And that in and of itself, I mean, I would say about 40% of our business comes from entrepreneurs who tried to take the cheap route and have ended up spending what they would’ve spent anyways. They would’ve saved the money had they just gone with a reputable shop in the first place. So I would say this, check the reviews a really, really good place to go is Clutch. It’s a, it’s a third party website. They ranker technical service providers like app and you can start to see the rankings If you want somebody local, you can see who’s the best in your local area. But honestly I think it comes down to relationship. Like you have to work with somebody that you know and you trust or that somebody that you know, has worked with and trusted and has done a good job for them.

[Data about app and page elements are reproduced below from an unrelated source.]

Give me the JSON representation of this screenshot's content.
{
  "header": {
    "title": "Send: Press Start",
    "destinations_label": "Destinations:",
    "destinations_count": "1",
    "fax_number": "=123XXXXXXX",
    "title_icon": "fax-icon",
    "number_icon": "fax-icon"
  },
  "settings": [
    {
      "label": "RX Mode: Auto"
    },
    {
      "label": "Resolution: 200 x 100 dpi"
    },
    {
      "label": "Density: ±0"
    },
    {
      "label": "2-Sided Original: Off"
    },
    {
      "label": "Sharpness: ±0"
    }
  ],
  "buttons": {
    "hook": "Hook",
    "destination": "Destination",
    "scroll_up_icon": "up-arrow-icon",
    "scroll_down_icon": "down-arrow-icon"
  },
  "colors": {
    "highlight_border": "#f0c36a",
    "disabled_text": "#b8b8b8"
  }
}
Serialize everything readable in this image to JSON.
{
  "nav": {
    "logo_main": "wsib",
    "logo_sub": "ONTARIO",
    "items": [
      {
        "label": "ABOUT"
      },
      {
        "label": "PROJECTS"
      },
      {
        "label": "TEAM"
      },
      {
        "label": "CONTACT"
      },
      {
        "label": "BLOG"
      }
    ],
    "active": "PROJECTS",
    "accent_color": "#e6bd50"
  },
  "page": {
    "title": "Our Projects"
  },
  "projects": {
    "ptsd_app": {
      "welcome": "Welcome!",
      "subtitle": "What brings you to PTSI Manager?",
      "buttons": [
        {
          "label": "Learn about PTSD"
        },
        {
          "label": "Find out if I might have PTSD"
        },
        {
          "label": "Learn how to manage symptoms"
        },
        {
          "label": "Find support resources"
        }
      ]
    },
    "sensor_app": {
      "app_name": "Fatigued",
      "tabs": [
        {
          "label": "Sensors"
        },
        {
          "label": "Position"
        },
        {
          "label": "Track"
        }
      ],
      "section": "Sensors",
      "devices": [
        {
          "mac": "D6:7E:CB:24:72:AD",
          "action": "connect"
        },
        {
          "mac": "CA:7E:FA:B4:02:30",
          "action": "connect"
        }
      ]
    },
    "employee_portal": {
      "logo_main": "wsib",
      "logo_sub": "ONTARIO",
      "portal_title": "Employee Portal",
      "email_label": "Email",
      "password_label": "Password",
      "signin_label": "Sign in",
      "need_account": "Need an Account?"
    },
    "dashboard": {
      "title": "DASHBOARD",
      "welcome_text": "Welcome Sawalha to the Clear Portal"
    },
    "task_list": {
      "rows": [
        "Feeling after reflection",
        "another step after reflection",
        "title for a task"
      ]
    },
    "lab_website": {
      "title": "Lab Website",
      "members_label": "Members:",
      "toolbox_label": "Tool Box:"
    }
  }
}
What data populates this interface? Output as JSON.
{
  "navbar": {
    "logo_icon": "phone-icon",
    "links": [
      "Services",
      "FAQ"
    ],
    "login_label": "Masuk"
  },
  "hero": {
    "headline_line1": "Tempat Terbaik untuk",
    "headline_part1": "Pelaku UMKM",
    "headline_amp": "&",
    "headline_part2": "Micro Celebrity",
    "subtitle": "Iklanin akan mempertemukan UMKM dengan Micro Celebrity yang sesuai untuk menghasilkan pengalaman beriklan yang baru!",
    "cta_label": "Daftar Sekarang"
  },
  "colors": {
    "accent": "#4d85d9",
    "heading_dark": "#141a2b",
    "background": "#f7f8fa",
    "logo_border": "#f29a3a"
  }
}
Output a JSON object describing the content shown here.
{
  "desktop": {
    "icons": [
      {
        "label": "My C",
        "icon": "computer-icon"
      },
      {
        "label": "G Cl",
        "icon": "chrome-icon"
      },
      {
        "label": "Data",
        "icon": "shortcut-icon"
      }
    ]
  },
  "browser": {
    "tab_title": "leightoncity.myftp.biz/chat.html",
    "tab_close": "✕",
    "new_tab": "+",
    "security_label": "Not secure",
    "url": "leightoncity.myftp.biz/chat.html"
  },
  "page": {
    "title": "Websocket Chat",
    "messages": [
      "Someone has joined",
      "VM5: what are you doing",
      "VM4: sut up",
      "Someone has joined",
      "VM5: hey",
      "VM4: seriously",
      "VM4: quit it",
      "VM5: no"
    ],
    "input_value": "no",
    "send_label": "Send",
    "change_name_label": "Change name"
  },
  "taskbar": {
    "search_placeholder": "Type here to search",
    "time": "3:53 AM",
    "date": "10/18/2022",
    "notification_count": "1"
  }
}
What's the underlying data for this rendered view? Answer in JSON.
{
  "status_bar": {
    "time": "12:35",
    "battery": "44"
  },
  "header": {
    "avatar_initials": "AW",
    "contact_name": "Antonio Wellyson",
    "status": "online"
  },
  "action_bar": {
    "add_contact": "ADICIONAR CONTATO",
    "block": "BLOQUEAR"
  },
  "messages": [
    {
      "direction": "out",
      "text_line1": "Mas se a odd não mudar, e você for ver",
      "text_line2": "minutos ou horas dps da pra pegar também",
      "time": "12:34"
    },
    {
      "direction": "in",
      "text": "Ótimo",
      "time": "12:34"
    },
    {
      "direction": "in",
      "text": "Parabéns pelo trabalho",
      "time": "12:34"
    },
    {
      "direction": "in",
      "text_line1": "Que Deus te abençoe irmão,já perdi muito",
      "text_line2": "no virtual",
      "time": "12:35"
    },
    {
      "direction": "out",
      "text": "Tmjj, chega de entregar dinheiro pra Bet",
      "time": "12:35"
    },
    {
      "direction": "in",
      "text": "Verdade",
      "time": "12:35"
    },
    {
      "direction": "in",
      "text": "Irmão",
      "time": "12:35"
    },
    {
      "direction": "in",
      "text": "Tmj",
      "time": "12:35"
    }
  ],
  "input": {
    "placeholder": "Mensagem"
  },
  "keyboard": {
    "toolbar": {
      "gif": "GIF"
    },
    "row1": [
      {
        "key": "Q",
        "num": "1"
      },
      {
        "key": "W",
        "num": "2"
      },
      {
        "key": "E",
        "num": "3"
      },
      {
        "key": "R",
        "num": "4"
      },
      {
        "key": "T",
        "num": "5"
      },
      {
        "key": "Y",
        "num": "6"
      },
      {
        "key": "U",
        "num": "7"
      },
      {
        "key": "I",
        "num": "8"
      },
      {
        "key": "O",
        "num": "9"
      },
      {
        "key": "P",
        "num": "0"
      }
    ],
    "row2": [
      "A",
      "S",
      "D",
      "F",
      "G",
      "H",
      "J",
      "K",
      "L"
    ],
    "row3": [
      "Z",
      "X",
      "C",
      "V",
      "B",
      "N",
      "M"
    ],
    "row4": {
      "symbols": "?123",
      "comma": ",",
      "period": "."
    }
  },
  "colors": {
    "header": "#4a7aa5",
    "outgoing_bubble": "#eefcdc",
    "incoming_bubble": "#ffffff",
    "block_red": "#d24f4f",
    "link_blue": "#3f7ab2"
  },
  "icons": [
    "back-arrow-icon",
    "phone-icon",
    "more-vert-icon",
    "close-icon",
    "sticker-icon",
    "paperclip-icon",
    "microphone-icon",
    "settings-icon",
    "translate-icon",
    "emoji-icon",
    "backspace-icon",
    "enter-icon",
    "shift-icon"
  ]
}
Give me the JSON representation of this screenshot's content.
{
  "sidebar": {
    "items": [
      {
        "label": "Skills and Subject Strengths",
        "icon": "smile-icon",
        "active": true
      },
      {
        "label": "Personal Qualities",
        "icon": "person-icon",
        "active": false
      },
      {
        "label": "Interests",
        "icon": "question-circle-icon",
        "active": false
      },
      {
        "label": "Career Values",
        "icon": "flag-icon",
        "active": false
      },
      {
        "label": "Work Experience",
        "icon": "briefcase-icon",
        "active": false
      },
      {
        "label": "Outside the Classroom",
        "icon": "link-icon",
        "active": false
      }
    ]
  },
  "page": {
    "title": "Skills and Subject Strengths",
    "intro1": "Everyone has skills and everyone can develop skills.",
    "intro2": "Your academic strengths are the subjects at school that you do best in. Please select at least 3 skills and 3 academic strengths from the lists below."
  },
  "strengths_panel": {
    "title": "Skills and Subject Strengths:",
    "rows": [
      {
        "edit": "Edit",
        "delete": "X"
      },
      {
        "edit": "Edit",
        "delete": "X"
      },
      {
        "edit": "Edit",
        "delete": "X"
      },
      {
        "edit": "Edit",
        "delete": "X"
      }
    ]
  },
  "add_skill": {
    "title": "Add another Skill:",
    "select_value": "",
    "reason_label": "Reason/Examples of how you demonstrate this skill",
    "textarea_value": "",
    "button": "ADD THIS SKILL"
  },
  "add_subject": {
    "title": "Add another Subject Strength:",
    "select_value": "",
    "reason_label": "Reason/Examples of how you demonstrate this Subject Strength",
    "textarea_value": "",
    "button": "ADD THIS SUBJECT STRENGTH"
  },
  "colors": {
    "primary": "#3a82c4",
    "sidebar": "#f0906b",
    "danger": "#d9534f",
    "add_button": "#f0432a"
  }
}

AJV (44:12):
Yeah, I think there’s three things that kind of to like, to wrap up our conversation cause I could ask another 36 question if we had the time. But but to everyone listening, Amanda and her team at Abbot have put together something really cool for all of our listeners. And if you’re wondering, am I ready for an app they actually have put together a cool quiz that you can take that will tell you are you ready for an app? And so if you go to app ventures.com/b bg app quiz, we will also put that in the show notes. But it’s app a p ventures.com/bbg app quiz. You can go and take this quiz to determine if you’re ready for an app. And if you are, then to kinda recap what Amanda said is that then go to Clutch, which is a great place to review different vendors.
AJV (45:11):
App is reviewed on there to do a comparative analysis of, you know, try to compare apples to apples here. Doesn’t really help if you’re comparing apples and bananas. But let’s look at apples to apples. And then if you’ll send me the blog link of great questions to add or to ask, we’ll add that to the show notes so that everyone listening, you’ve got three amazing resources to leave this interview with. Go take this quiz. Then you can go to clutch start vetting vendors, and then we’ll include this blog link where you can go and say, these are the best questions that I can ask to figure out who’s the best person to proceed down this path. But I think generally speaking, we’re all headed towards this privately owned community realm at some point. And at some point just means when you are ready, when it makes sense for you without comparing yourself to anyone else’s out there, it’s not doing it for the sake of doing it, it’s doing it for the sake of this is what my com, my community and my business requires of me at this time. Now last but not least, if people wanna connect with you personally, Amanda, where should they go?
AM (46:19):
You know, if you anybody has any questions like, Hey, I can you review this bid? Am I crazy or can you help me build out a feature summary? Have them email me, just [email protected]. This is my passion to help people start off on their right foot with technology. So email me, I will answer any question you have or you can find me on LinkedIn. Amanda, more uchi and let’s keep in touch and I’m here to help. I’m here to answer any questions, mostly because I want good tech built for good people. And it should be, it should be way easier than it is. But it’s a challenge. So,
AJV (47:05):
Well that’s outrageously generous. So Race for Impact a lot. Thank you so much, so helpful, so insightful so many just good tips, good data points, so many good things to consider. And I know that this app conversation is just like scratching like the top of, you know, the beginning of the surface of the, the iceberg. I know this is a deep dark tunnel we could spend a lot of time in, but I think it’s a worthy conversation. So appreciative of you for coming on and for everyone listening, we will catch you next time on the Influential Personal Brand. We’ll see you later.